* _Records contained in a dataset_

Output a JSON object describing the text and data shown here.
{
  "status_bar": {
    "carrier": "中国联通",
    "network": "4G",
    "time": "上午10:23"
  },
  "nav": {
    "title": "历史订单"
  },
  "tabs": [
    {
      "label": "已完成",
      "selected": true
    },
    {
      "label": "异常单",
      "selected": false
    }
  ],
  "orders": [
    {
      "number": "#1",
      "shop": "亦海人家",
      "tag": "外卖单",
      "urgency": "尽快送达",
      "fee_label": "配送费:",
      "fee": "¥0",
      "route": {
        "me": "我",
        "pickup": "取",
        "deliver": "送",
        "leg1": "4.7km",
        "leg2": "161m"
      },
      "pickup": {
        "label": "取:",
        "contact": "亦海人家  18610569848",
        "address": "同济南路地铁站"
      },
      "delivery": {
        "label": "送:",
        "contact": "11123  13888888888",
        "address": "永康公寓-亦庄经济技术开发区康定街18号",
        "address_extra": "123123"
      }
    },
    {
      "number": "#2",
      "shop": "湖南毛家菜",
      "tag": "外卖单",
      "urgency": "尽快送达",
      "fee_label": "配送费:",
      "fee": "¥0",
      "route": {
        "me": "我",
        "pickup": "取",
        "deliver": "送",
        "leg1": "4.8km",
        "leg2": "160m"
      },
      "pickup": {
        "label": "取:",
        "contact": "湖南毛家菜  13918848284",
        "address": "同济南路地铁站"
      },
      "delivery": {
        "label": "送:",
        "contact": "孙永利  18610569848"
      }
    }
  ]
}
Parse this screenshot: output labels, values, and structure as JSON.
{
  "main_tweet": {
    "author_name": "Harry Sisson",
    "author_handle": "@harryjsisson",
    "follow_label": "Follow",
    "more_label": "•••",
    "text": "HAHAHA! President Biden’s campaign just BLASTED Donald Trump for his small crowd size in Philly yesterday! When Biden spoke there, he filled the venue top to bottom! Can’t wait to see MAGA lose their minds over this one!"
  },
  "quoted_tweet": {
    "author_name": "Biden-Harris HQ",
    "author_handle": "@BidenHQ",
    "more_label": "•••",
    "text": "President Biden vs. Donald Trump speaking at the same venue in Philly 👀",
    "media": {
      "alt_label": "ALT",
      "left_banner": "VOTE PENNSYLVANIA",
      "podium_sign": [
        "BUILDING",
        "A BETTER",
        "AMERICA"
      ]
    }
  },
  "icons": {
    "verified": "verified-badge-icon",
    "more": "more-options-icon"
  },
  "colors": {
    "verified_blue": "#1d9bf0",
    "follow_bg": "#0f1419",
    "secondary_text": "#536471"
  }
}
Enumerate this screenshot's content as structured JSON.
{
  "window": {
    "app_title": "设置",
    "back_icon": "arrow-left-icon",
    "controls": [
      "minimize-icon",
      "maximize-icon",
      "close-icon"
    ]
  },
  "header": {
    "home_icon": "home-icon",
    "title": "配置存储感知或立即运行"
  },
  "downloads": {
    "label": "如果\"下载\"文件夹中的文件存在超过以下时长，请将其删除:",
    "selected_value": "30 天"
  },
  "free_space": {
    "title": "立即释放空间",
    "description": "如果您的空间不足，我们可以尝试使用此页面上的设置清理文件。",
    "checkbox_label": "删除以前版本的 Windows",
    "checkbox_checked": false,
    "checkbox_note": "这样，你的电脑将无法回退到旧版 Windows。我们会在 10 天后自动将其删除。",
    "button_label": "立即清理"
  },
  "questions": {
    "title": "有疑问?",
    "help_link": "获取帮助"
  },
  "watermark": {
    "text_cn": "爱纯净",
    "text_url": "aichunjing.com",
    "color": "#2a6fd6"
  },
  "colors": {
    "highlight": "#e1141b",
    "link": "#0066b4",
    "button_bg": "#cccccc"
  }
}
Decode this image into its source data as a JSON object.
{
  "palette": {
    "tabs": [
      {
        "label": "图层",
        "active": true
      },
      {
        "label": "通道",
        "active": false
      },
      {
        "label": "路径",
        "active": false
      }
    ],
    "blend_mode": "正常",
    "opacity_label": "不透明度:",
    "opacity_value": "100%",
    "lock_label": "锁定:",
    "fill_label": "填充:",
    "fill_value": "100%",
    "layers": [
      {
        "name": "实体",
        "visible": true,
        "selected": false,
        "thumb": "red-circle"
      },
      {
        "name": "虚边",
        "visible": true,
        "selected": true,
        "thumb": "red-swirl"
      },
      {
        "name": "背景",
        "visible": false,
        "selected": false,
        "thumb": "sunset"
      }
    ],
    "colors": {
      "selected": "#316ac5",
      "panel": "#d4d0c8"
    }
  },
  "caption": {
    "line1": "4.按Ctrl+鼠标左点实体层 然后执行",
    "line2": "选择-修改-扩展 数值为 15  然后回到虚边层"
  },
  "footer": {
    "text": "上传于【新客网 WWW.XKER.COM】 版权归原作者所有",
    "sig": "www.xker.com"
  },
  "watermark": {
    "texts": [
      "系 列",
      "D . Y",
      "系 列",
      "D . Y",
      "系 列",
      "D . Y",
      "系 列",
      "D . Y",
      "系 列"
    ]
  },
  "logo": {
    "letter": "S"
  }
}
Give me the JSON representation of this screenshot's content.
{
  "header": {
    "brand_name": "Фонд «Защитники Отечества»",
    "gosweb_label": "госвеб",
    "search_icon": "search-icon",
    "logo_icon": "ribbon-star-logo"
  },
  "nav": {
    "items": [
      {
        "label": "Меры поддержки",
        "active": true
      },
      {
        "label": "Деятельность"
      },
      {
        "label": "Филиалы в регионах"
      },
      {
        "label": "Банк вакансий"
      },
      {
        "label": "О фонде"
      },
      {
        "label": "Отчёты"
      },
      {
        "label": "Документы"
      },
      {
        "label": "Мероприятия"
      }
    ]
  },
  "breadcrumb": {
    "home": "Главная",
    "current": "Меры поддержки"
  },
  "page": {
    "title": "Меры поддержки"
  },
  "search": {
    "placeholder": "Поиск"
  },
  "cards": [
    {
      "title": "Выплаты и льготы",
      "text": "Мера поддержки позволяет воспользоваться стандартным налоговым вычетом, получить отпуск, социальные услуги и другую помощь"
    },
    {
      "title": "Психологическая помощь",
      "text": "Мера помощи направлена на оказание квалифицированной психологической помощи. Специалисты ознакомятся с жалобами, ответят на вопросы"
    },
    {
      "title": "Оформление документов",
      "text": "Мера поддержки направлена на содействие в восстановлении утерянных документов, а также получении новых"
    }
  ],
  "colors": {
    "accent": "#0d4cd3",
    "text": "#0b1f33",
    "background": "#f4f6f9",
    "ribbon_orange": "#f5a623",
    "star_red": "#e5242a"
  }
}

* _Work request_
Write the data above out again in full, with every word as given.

* _Result of the task_
Output a JSON object describing the text and data shown here.
{
  "status_bar": {
    "carrier": "中国联通",
    "network": "4G",
    "time": "上午10:23"
  },
  "nav": {
    "title": "历史订单"
  },
  "tabs": [
    {
      "label": "已完成",
      "selected": true
    },
    {
      "label": "异常单",
      "selected": false
    }
  ],
  "orders": [
    {
      "number": "#1",
      "shop": "亦海人家",
      "tag": "外卖单",
      "urgency": "尽快送达",
      "fee_label": "配送费:",
      "fee": "¥0",
      "route": {
        "me": "我",
        "pickup": "取",
        "deliver": "送",
        "leg1": "4.7km",
        "leg2": "161m"
      },
      "pickup": {
        "label": "取:",
        "contact": "亦海人家  18610569848",
        "address": "同济南路地铁站"
      },
      "delivery": {
        "label": "送:",
        "contact": "11123  13888888888",
        "address": "永康公寓-亦庄经济技术开发区康定街18号",
        "address_extra": "123123"
      }
    },
    {
      "number": "#2",
      "shop": "湖南毛家菜",
      "tag": "外卖单",
      "urgency": "尽快送达",
      "fee_label": "配送费:",
      "fee": "¥0",
      "route": {
        "me": "我",
        "pickup": "取",
        "deliver": "送",
        "leg1": "4.8km",
        "leg2": "160m"
      },
      "pickup": {
        "label": "取:",
        "contact": "湖南毛家菜  13918848284",
        "address": "同济南路地铁站"
      },
      "delivery": {
        "label": "送:",
        "contact": "孙永利  18610569848"
      }
    }
  ]
}
Parse this screenshot: output labels, values, and structure as JSON.
{
  "main_tweet": {
    "author_name": "Harry Sisson",
    "author_handle": "@harryjsisson",
    "follow_label": "Follow",
    "more_label": "•••",
    "text": "HAHAHA! President Biden’s campaign just BLASTED Donald Trump for his small crowd size in Philly yesterday! When Biden spoke there, he filled the venue top to bottom! Can’t wait to see MAGA lose their minds over this one!"
  },
  "quoted_tweet": {
    "author_name": "Biden-Harris HQ",
    "author_handle": "@BidenHQ",
    "more_label": "•••",
    "text": "President Biden vs. Donald Trump speaking at the same venue in Philly 👀",
    "media": {
      "alt_label": "ALT",
      "left_banner": "VOTE PENNSYLVANIA",
      "podium_sign": [
        "BUILDING",
        "A BETTER",
        "AMERICA"
      ]
    }
  },
  "icons": {
    "verified": "verified-badge-icon",
    "more": "more-options-icon"
  },
  "colors": {
    "verified_blue": "#1d9bf0",
    "follow_bg": "#0f1419",
    "secondary_text": "#536471"
  }
}
Enumerate this screenshot's content as structured JSON.
{
  "window": {
    "app_title": "设置",
    "back_icon": "arrow-left-icon",
    "controls": [
      "minimize-icon",
      "maximize-icon",
      "close-icon"
    ]
  },
  "header": {
    "home_icon": "home-icon",
    "title": "配置存储感知或立即运行"
  },
  "downloads": {
    "label": "如果\"下载\"文件夹中的文件存在超过以下时长，请将其删除:",
    "selected_value": "30 天"
  },
  "free_space": {
    "title": "立即释放空间",
    "description": "如果您的空间不足，我们可以尝试使用此页面上的设置清理文件。",
    "checkbox_label": "删除以前版本的 Windows",
    "checkbox_checked": false,
    "checkbox_note": "这样，你的电脑将无法回退到旧版 Windows。我们会在 10 天后自动将其删除。",
    "button_label": "立即清理"
  },
  "questions": {
    "title": "有疑问?",
    "help_link": "获取帮助"
  },
  "watermark": {
    "text_cn": "爱纯净",
    "text_url": "aichunjing.com",
    "color": "#2a6fd6"
  },
  "colors": {
    "highlight": "#e1141b",
    "link": "#0066b4",
    "button_bg": "#cccccc"
  }
}
Decode this image into its source data as a JSON object.
{
  "palette": {
    "tabs": [
      {
        "label": "图层",
        "active": true
      },
      {
        "label": "通道",
        "active": false
      },
      {
        "label": "路径",
        "active": false
      }
    ],
    "blend_mode": "正常",
    "opacity_label": "不透明度:",
    "opacity_value": "100%",
    "lock_label": "锁定:",
    "fill_label": "填充:",
    "fill_value": "100%",
    "layers": [
      {
        "name": "实体",
        "visible": true,
        "selected": false,
        "thumb": "red-circle"
      },
      {
        "name": "虚边",
        "visible": true,
        "selected": true,
        "thumb": "red-swirl"
      },
      {
        "name": "背景",
        "visible": false,
        "selected": false,
        "thumb": "sunset"
      }
    ],
    "colors": {
      "selected": "#316ac5",
      "panel": "#d4d0c8"
    }
  },
  "caption": {
    "line1": "4.按Ctrl+鼠标左点实体层 然后执行",
    "line2": "选择-修改-扩展 数值为 15  然后回到虚边层"
  },
  "footer": {
    "text": "上传于【新客网 WWW.XKER.COM】 版权归原作者所有",
    "sig": "www.xker.com"
  },
  "watermark": {
    "texts": [
      "系 列",
      "D . Y",
      "系 列",
      "D . Y",
      "系 列",
      "D . Y",
      "系 列",
      "D . Y",
      "系 列"
    ]
  },
  "logo": {
    "letter": "S"
  }
}
Give me the JSON representation of this screenshot's content.
{
  "header": {
    "brand_name": "Фонд «Защитники Отечества»",
    "gosweb_label": "госвеб",
    "search_icon": "search-icon",
    "logo_icon": "ribbon-star-logo"
  },
  "nav": {
    "items": [
      {
        "label": "Меры поддержки",
        "active": true
      },
      {
        "label": "Деятельность"
      },
      {
        "label": "Филиалы в регионах"
      },
      {
        "label": "Банк вакансий"
      },
      {
        "label": "О фонде"
      },
      {
        "label": "Отчёты"
      },
      {
        "label": "Документы"
      },
      {
        "label": "Мероприятия"
      }
    ]
  },
  "breadcrumb": {
    "home": "Главная",
    "current": "Меры поддержки"
  },
  "page": {
    "title": "Меры поддержки"
  },
  "search": {
    "placeholder": "Поиск"
  },
  "cards": [
    {
      "title": "Выплаты и льготы",
      "text": "Мера поддержки позволяет воспользоваться стандартным налоговым вычетом, получить отпуск, социальные услуги и другую помощь"
    },
    {
      "title": "Психологическая помощь",
      "text": "Мера помощи направлена на оказание квалифицированной психологической помощи. Специалисты ознакомятся с жалобами, ответят на вопросы"
    },
    {
      "title": "Оформление документов",
      "text": "Мера поддержки направлена на содействие в восстановлении утерянных документов, а также получении новых"
    }
  ],
  "colors": {
    "accent": "#0d4cd3",
    "text": "#0b1f33",
    "background": "#f4f6f9",
    "ribbon_orange": "#f5a623",
    "star_red": "#e5242a"
  }
}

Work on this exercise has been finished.